Minnesota’s Famous Wandering Moose Was Killed by Brain Worms
OutdoorHub Reporters 02.06.15
Last Friday the Minnesota Department of Natural Resources (DNR) confirmed that the cause of death for a wandering moose in Sleepy Eye, nicknamed “Bullwinkle” by some residents, was a brain worm infection.
The young bull had been first found in the area last November, which was unusual as moose very rarely migrate so far south from their territories in northeastern Minnesota.
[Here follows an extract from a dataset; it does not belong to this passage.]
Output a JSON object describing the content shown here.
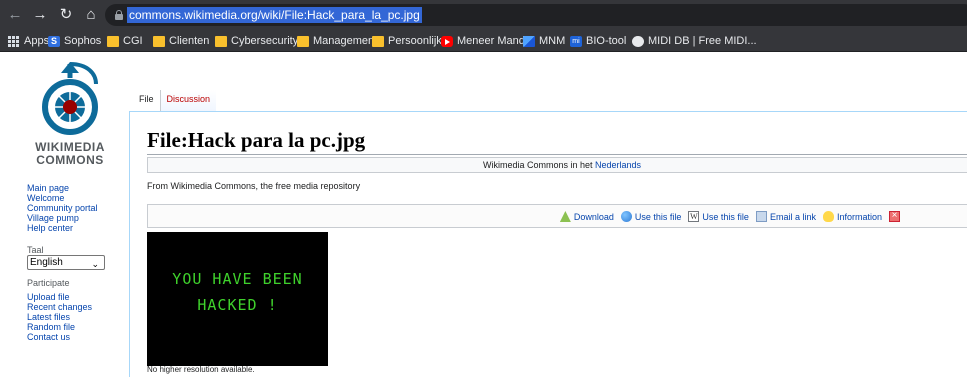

Fond of eating discarded apples and relaxing in residents’ backyards, the mild-mannered moose quickly became a hit with the people of Sleepy Eye.
“He had become a local favorite,” DNR biologist Michelle Carstensen told the Minneapolis Star Tribune. “They had been watching him for a while and one family put him on their Christmas card.”
Unfortunately for the moose, not all was well. Although biologists at first determined that the young bull appeared to be healthy, it now seems that there was a darker reason for Bullwinkle’s trip to southern Minnesota. University of Minnesota’s Veterinary Diagnostics Lab traced the bull’s death late last year to parasitic brain worms. Also known as “moose sickness,” brain worms can infect deer, moose, elk, and domestic livestock. The parasite is often fatal—except in whitetail deer—and can cause strange behavior in its hosts.
“Did it come down because of brain worms? Probably,” DNR wildlife researcher Lou Cornicelli told the Mankato Free Press.
Brain worms are just one of several issues troubling the state’s moose population, which is plummeting. From 2006 to 2012, state officials say moose numbers have dropped by nearly half, and the causes of mortality are still unclear. A recent census found that the number of moose in northeastern Minnesota, where bullwinkle is believed to have traveled from, is down to about 4,000 individuals. Experts say there are a number of factors behind this change, including an unexpected impact from the state’s wolf population. A recent mortality study by the DNR found that 17 of the 31 moose collared by the agency eventually fell prey to wolves.
“Wolf predation is probably a little higher than we expected,” said DNR researcher Glenn DelGiudice last November. “But we knew it would be a main source.”
Moose mortality research is ongoing and will also look into other factors such as habitat loss and climate change. Somewhat surprisingly, officials say moose numbers received a slight bump last year, although it is too soon to discern whether the population is stabilizing.